- TASK DETAILS -
In the records below, find the lines that include the string "Outros" and report how many there are, nothing else.

*** Opening INPUT FOR THIS TASK ***

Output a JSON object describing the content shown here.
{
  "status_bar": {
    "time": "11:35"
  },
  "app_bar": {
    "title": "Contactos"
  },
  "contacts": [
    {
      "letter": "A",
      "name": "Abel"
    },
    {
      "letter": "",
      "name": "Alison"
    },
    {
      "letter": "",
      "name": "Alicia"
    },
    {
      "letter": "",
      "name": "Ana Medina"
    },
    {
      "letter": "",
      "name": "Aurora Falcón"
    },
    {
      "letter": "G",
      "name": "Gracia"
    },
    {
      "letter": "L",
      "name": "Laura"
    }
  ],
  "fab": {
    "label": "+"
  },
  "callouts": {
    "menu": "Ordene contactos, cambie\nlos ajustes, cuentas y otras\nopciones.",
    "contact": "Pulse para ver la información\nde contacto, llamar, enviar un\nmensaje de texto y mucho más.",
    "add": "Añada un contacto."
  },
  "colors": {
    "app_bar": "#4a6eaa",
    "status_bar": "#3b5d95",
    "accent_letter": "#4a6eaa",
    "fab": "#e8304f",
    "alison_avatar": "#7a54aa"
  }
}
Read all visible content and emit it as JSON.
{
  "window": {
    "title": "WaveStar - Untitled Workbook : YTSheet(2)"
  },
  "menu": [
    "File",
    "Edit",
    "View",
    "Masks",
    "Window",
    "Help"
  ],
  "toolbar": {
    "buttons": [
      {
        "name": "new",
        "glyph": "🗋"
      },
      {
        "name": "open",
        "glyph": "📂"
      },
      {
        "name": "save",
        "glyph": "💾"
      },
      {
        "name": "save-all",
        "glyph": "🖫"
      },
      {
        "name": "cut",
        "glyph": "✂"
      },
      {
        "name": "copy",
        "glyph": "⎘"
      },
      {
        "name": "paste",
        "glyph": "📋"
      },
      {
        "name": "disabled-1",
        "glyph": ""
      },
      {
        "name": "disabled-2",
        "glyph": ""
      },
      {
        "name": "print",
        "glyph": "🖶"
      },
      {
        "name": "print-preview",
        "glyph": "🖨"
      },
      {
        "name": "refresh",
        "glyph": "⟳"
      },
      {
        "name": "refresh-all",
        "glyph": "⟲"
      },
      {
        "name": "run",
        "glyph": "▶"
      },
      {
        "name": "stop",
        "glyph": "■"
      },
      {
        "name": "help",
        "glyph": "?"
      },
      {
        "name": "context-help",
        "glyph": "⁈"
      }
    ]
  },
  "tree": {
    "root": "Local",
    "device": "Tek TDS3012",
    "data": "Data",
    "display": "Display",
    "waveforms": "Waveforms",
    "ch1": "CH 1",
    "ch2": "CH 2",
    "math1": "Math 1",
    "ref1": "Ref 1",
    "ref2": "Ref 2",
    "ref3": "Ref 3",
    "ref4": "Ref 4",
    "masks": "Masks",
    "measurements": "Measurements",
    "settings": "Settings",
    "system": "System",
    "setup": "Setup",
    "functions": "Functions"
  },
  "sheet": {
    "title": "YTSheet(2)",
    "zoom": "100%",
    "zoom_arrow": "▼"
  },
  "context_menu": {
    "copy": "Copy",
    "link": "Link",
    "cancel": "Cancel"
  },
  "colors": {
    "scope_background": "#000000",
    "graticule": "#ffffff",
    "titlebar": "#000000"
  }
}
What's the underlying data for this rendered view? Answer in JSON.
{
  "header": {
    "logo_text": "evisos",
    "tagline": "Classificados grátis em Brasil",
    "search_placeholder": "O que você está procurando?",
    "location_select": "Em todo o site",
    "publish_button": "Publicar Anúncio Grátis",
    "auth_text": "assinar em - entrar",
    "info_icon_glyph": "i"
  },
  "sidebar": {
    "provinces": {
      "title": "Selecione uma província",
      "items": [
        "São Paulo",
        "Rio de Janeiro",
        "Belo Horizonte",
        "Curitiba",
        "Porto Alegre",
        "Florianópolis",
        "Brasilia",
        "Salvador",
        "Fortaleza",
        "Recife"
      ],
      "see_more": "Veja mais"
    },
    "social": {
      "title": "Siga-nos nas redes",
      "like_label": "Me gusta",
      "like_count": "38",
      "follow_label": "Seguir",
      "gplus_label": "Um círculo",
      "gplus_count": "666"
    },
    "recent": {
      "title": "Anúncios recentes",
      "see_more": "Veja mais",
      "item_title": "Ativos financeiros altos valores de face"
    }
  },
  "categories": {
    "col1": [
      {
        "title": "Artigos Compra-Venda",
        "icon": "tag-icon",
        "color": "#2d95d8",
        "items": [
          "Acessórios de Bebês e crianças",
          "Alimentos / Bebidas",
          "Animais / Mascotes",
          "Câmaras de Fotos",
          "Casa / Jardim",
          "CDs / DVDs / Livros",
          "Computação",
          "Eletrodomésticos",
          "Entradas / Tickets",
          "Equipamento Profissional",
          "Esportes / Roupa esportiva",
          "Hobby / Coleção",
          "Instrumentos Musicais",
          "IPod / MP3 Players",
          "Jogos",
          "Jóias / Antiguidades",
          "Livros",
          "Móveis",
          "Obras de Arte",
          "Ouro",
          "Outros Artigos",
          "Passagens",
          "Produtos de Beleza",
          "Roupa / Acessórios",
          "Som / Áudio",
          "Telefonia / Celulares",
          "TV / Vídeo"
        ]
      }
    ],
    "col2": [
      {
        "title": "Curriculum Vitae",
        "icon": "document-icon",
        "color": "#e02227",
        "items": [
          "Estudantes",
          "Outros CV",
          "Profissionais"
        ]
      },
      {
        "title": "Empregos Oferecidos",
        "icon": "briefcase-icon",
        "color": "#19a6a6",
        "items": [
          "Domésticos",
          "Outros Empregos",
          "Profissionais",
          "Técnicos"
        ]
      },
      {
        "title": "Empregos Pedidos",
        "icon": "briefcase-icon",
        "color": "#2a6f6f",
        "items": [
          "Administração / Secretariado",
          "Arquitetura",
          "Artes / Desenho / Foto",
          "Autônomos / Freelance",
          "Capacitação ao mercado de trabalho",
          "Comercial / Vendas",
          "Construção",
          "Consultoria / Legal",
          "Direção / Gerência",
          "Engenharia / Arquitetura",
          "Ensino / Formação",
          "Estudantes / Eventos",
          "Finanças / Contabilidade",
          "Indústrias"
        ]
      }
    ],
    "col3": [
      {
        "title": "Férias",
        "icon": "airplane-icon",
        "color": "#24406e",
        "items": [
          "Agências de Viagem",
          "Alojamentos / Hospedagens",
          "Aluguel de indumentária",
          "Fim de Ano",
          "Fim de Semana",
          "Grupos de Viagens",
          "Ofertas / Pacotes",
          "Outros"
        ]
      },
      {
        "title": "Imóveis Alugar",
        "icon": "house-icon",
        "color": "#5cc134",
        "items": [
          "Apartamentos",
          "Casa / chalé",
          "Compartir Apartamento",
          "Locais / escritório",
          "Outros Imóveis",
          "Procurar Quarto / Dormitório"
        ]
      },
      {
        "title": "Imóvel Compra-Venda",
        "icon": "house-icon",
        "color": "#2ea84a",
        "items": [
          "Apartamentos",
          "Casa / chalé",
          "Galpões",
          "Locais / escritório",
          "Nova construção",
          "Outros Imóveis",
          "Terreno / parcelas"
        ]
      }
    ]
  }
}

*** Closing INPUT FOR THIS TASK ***

- ANSWER SECTION -
6